If producing spot-on, graphically appealing, dynamic messages is the cherry on top of every professional communicator’s list of things they love to do, measuring results is the pit inside it.
But as Yogi Berra once said:
You’ve got to be very careful if you don’t know where you’re going, because you might not get there.”
If you want to claim you are a strategic communicator—and what communicator doesn’t—showing a relationship between your efforts and your organization’s success is essential. Once upon a time, communicators might have gotten away with saying their goal was to produce XYZ communication on time and under budget. But this implies that the purpose of communication is simply to exist. And it’s not.
The purpose of your efforts is to affect your organization’s mission—whether it’s selling more widgets, gaining more members or curing cancer.
When you start to look at measuring what matters, process indicators can help you learn how internally efficient you are, activity indicators can tell you how much communicating of what types of messages you did and relationship indicators can tell you something about the ongoing level of engagement you have with key audiences.
But the real sticking point lies with results indicators. This is where you hope to show that your communication efforts helped your organization to achieve its goals and objectives.
For most communicators, especially those of us in nonprofit organizations, establishing a direct link between your communication products and the organization’s achievements is messy if not impossible. You can point to easily attainable social media metrics like Klout scores. But you don’t want to just measure what you can measure. For example, tracking lots of website hits is a great way to assess whether people came to your pages, but it doesn’t tell you if their visits were of any strategic value.

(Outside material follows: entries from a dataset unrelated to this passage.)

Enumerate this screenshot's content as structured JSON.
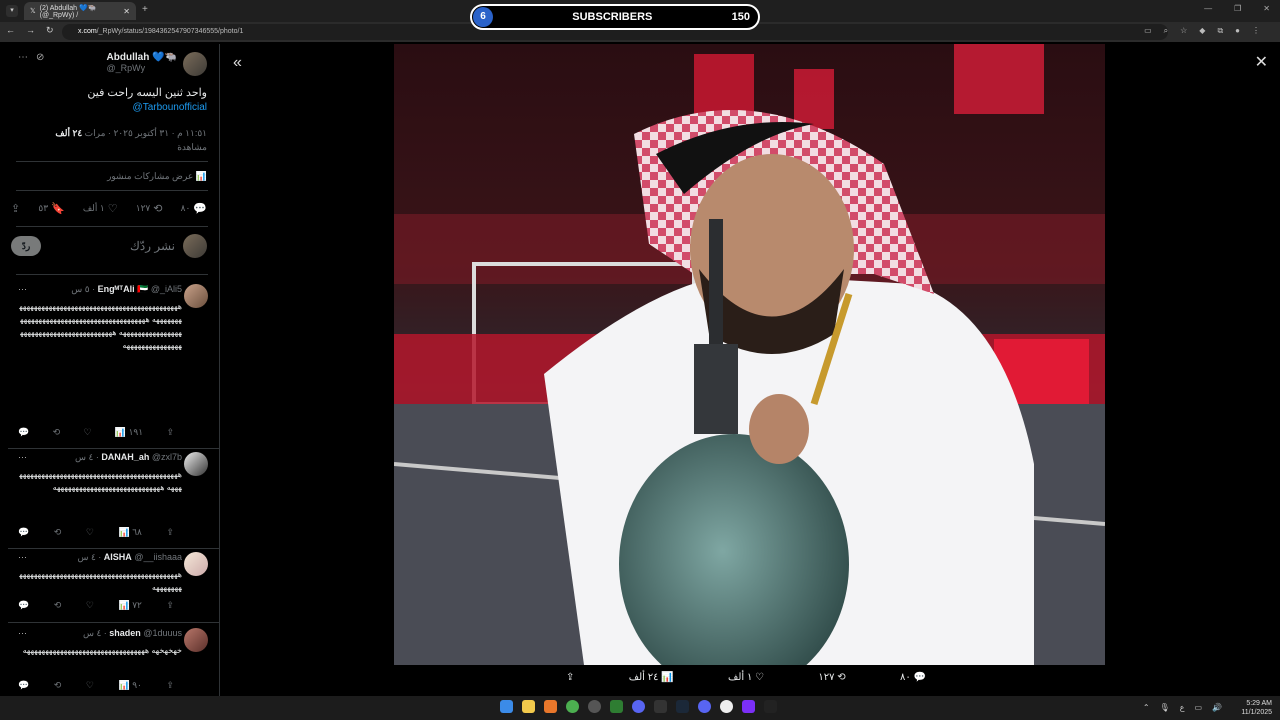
{
  "browser": {
    "tab_title": "(2) Abdullah 💙🐃 (@_RpWy) /",
    "tab_menu_icon": "chevron-down-icon",
    "new_tab": "+",
    "url_host": "x.com",
    "url_path": "/_RpWy/status/1984362547907346555/photo/1"
  },
  "overlay": {
    "count": "6",
    "label": "SUBSCRIBERS",
    "goal": "150",
    "accent": "#2a62c9"
  },
  "post": {
    "author": "Abdullah 💙🐃",
    "handle": "@_RpWy",
    "text": "واحد ثنين اليسه راحت فين",
    "mention": "@Tarbounofficial",
    "time_line": "١١:٥١ م · ٣١ أكتوبر ٢٠٢٥ · مرات",
    "views_count": "٢٤ ألف",
    "views_label": "مشاهدة",
    "engagements": "عرض مشاركات منشور",
    "actions": {
      "replies": "٨٠",
      "reposts": "١٢٧",
      "likes": "١ ألف",
      "bookmarks": "٥٣"
    },
    "reply_placeholder": "نشر ردّك",
    "reply_button": "ردّ"
  },
  "comments": [
    {
      "name": "EngᴹᵀAli 🇦🇪",
      "handle": "@_iAli5",
      "time": "٥ س",
      "text": "هههههههههههههههههههههههههههههههههههههههههههههههههههه هههههههههههههههههههههههههههههههههههههههههههههههههههه هههههههههههههههههههههههههههههههههههههههههه",
      "views": "١٩١"
    },
    {
      "name": "DANAH_ah",
      "handle": "@zxl7b",
      "time": "٤ س",
      "text": "هههههههههههههههههههههههههههههههههههههههههههههههه هههههههههههههههههههههههههههههه",
      "views": "٦٨"
    },
    {
      "name": "AISHA",
      "handle": "@__iishaaa",
      "time": "٤ س",
      "text": "هههههههههههههههههههههههههههههههههههههههههههههههههههه",
      "views": "٧٢"
    },
    {
      "name": "shaden",
      "handle": "@1duuus",
      "time": "٤ س",
      "text": "خهخهخهه هههههههههههههههههههههههههههههههههه",
      "views": "٩٠"
    }
  ],
  "photo_actions": {
    "replies": "٨٠",
    "reposts": "١٢٧",
    "likes": "١ ألف",
    "views": "٢٤ ألف"
  },
  "taskbar": {
    "time": "5:29 AM",
    "date": "11/1/2025",
    "lang": "ع"
  }
}
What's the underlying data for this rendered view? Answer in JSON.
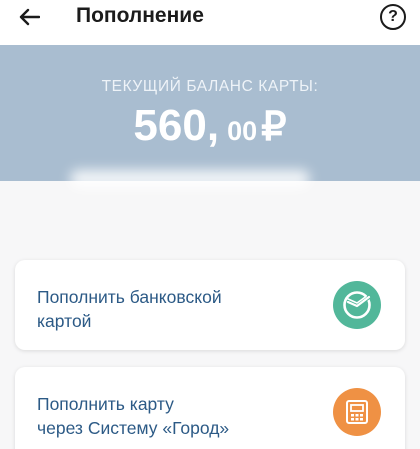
{
  "header": {
    "title": "Пополнение",
    "back_icon": "arrow-left-icon",
    "help_icon": "question-circle-icon",
    "help_glyph": "?"
  },
  "balance": {
    "label": "ТЕКУЩИЙ БАЛАНС КАРТЫ:",
    "integer": "560",
    "separator": ",",
    "decimal": "00",
    "currency": "₽",
    "background_color": "#a9bdd0"
  },
  "options": [
    {
      "line1": "Пополнить банковской",
      "line2": "картой",
      "icon": "sberbank-logo-icon",
      "icon_color": "#52b79a"
    },
    {
      "line1": "Пополнить карту",
      "line2": "через Систему «Город»",
      "icon": "gorod-payment-terminal-icon",
      "icon_color": "#ef9144"
    }
  ],
  "colors": {
    "link_text": "#2c5a86",
    "title_text": "#1b1b1b"
  }
}
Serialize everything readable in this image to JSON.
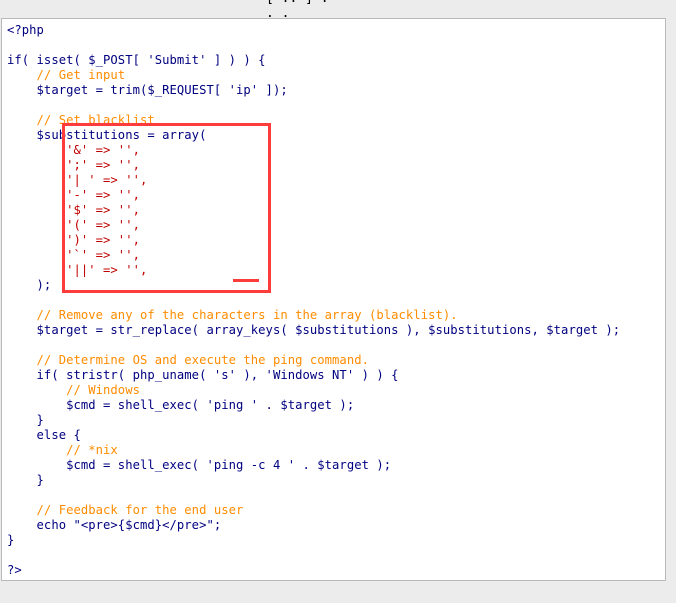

UMagazinology blogger and John Hopkins magazine editor, Dale Keiger, nailed it when he wrote: “This month’s most overworked meaningless statistic: Number of mentions something related to the school received on Twitter. Nothing says you’ve assumed your rightful place in the upper tier of the world’s academies of higher learning like 1,547 retweets.”
To combat this, you can go down the road of surveys, personal interviews and focus groups. Certainly there are instances when the time and expense for these kinds of evaluation tools can and should be justified. Even then, when it comes to showing cause and effect, communication efforts are more likely to influence attitudes or merely trigger the conditions in which a behavior or action can occur, than to be found directly responsible.
Directional alignment may be your answer.
Caroline Kealey, in her recent Communication World article “Real Value”, suggests that it is enough “to show that your communication efforts have been directionally aligned with other factors that collectively led to the achievement of a corporate goal.” She believes that an alignment of factors can imply a plausible causal connection.
My department is involved in fundraising. So, a primary goal of all our communication strategies is to boost the number of gifts and givers. But the influence of a myriad of other strategies, from gala events to informal visits to countless hours spent on building one-to-one relationships, play their roles at the same time. According to Kealey, this is nothing to worry about. She believes communicators can make a compelling case that communication has contributed to organizational success with a well-presented set of directional alignment indicators.
In other words, we probably won’t ever be able to say that our communications caused a donor to make a gift, but we can probably make a case for the more we do X (say, communicate how our organization makes a positive impact on the world), the more we see Y kinds of results (say, donors who make inquiries about funding our programs).
But that doesn’t mean all of your measurements must be quantitative. Qualitative efforts such as the tone of an event or of media coverage, can point to communication success too.
As author and social media expert Philip Sheldrake says in another Communication World article “A Measure of Influence” (Yes, the January/February 2013 issue themed around Measuring What Matters was chockfull of great stuff!): “Reputation management does not actually mean managing reputation and brand management does not actually mean managing a brand. They mean actively attending to the business of influencing and being influenced such that the resultant beliefs or opinions held about us and our products are conducive to our achieving organizational objectives.”
Or as Albert Einstein once said:
Everything that can be counted does not necessarily count; everything that counts cannot necessarily be counted.”
Sadly, most communicators spend nearly all of their time and energy executing communications. A very small amount of effort goes into planning and of that almost none of the planning is spent on developing performance indicators. I believe this is primarily because we communicators are not particularly drawn to accounting. And traditional evaluation can start to look like a whole lot of bean counting in a hurry.
But, perhaps it doesn’t need to be so complicated, or onerous. Look at your organization’s mission and set a few simple result indicators to help you learn whether you helped it move the needle.
Evaluation does matter. Done right, it guides our efforts, helps us justify our results and gives us a place to start for the next trip.
What’s your opinion? Do you think directional alignment indicators would be enough for your organization to acknowledge a link between communication efforts and your organization’s accomplishments? Could it be enough to help you define and assess your strategy?